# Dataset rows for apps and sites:
──────────

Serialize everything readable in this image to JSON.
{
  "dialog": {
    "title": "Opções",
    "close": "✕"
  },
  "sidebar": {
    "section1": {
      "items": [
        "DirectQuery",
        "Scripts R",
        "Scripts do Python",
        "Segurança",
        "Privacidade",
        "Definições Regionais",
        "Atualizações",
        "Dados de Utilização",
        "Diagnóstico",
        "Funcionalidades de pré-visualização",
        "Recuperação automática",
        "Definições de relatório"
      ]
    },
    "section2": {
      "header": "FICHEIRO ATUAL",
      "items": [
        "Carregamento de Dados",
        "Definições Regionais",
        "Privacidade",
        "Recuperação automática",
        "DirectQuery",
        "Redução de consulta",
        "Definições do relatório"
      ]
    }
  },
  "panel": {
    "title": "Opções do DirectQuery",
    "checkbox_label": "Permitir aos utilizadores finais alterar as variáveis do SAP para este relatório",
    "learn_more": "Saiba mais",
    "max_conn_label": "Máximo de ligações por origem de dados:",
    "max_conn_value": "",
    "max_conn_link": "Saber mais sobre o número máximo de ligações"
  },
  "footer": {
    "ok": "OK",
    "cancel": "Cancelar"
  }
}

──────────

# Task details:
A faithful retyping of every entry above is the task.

# Task response:
Serialize everything readable in this image to JSON.
{
  "dialog": {
    "title": "Opções",
    "close": "✕"
  },
  "sidebar": {
    "section1": {
      "items": [
        "DirectQuery",
        "Scripts R",
        "Scripts do Python",
        "Segurança",
        "Privacidade",
        "Definições Regionais",
        "Atualizações",
        "Dados de Utilização",
        "Diagnóstico",
        "Funcionalidades de pré-visualização",
        "Recuperação automática",
        "Definições de relatório"
      ]
    },
    "section2": {
      "header": "FICHEIRO ATUAL",
      "items": [
        "Carregamento de Dados",
        "Definições Regionais",
        "Privacidade",
        "Recuperação automática",
        "DirectQuery",
        "Redução de consulta",
        "Definições do relatório"
      ]
    }
  },
  "panel": {
    "title": "Opções do DirectQuery",
    "checkbox_label": "Permitir aos utilizadores finais alterar as variáveis do SAP para este relatório",
    "learn_more": "Saiba mais",
    "max_conn_label": "Máximo de ligações por origem de dados:",
    "max_conn_value": "",
    "max_conn_link": "Saber mais sobre o número máximo de ligações"
  },
  "footer": {
    "ok": "OK",
    "cancel": "Cancelar"
  }
}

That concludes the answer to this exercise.